» Dataset content:
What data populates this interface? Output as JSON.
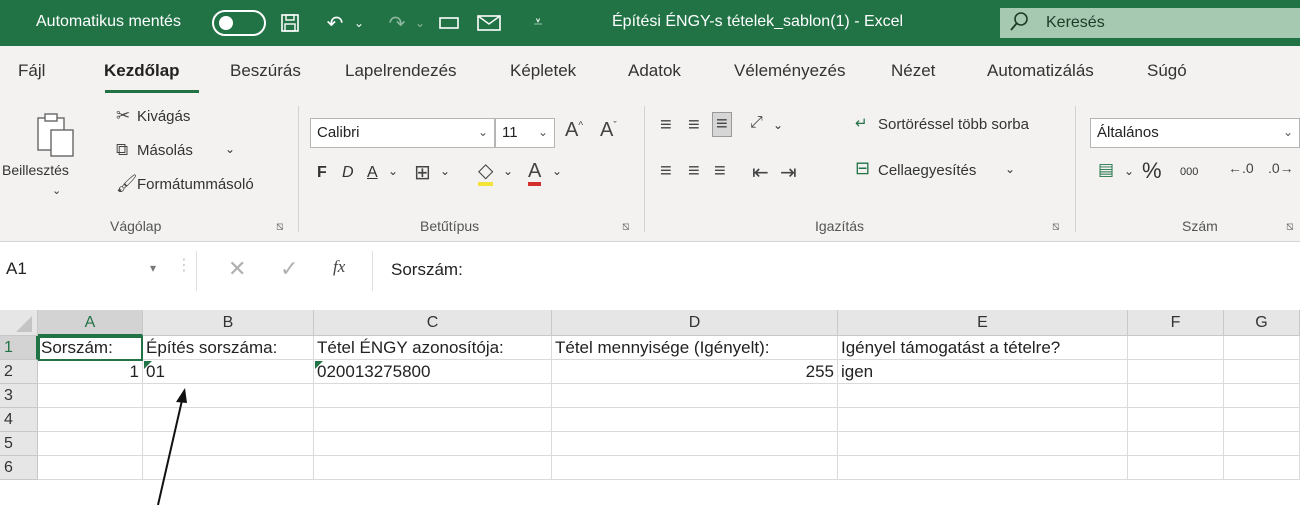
{
  "titlebar": {
    "autosave_label": "Automatikus mentés",
    "file_title": "Építési ÉNGY-s tételek_sablon(1)  -  Excel",
    "search_placeholder": "Keresés"
  },
  "tabs": [
    "Fájl",
    "Kezdőlap",
    "Beszúrás",
    "Lapelrendezés",
    "Képletek",
    "Adatok",
    "Véleményezés",
    "Nézet",
    "Automatizálás",
    "Súgó"
  ],
  "active_tab": "Kezdőlap",
  "ribbon": {
    "clipboard": {
      "paste": "Beillesztés",
      "cut": "Kivágás",
      "copy": "Másolás",
      "format_painter": "Formátummásoló",
      "group": "Vágólap"
    },
    "font": {
      "name": "Calibri",
      "size": "11",
      "bold": "F",
      "italic": "D",
      "underline": "A",
      "group": "Betűtípus"
    },
    "alignment": {
      "wrap_text": "Sortöréssel több sorba",
      "merge": "Cellaegyesítés",
      "group": "Igazítás"
    },
    "number": {
      "format": "Általános",
      "percent": "%",
      "thousands": "000",
      "group": "Szám"
    }
  },
  "formula_bar": {
    "name_box": "A1",
    "fx": "fx",
    "content": "Sorszám:"
  },
  "grid": {
    "columns": [
      "A",
      "B",
      "C",
      "D",
      "E",
      "F",
      "G"
    ],
    "rows": [
      "1",
      "2",
      "3",
      "4",
      "5",
      "6"
    ],
    "row1": [
      "Sorszám:",
      "Építés sorszáma:",
      "Tétel ÉNGY azonosítója:",
      "Tétel mennyisége (Igényelt):",
      "Igényel támogatást a tételre?",
      "",
      ""
    ],
    "row2": [
      "1",
      "01",
      "020013275800",
      "255",
      "igen",
      "",
      ""
    ]
  },
  "colors": {
    "excel_green": "#217346",
    "ribbon_bg": "#f3f2f1"
  }
}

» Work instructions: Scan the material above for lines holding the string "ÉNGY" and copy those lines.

» Task output:
    "file_title": "Építési ÉNGY-s tételek_sablon(1)  -  Excel",
      "Tétel ÉNGY azonosítója:",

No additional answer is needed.